**Exercise:**
What is the number of lines in these records that hold the word "value"? Reply with that number alone.
BEGIN Material to process
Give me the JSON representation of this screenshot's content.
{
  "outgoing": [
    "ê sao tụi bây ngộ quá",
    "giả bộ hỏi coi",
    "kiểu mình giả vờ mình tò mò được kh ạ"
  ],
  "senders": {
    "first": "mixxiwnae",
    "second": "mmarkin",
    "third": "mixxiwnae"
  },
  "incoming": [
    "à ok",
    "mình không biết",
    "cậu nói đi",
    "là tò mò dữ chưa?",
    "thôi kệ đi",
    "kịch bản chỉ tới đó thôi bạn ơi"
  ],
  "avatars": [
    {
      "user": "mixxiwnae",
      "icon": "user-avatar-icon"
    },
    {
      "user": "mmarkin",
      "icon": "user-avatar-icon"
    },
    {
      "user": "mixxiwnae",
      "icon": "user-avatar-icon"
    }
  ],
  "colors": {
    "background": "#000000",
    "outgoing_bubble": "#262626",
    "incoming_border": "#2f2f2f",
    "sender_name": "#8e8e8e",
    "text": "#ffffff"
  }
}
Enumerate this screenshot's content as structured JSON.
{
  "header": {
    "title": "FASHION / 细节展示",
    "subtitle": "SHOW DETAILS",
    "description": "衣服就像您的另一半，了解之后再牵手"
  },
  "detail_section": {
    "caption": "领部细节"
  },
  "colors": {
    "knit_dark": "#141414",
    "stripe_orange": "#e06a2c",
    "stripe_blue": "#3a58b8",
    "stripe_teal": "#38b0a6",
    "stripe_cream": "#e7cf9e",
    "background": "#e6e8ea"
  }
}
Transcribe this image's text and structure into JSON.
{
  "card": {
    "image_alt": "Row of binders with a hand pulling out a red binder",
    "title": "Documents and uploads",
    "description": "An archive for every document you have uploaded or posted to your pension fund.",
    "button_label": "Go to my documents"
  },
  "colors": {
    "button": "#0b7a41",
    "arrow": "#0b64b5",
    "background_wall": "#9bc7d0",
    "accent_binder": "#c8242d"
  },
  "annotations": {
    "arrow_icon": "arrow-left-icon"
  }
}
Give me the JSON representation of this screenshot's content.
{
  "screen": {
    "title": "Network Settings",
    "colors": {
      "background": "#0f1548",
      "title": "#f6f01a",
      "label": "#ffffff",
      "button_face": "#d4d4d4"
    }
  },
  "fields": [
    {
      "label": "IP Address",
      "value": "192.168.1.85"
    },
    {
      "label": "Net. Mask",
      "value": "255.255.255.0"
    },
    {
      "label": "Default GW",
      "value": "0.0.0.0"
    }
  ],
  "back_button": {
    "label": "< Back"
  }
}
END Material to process
**Task solution:**
3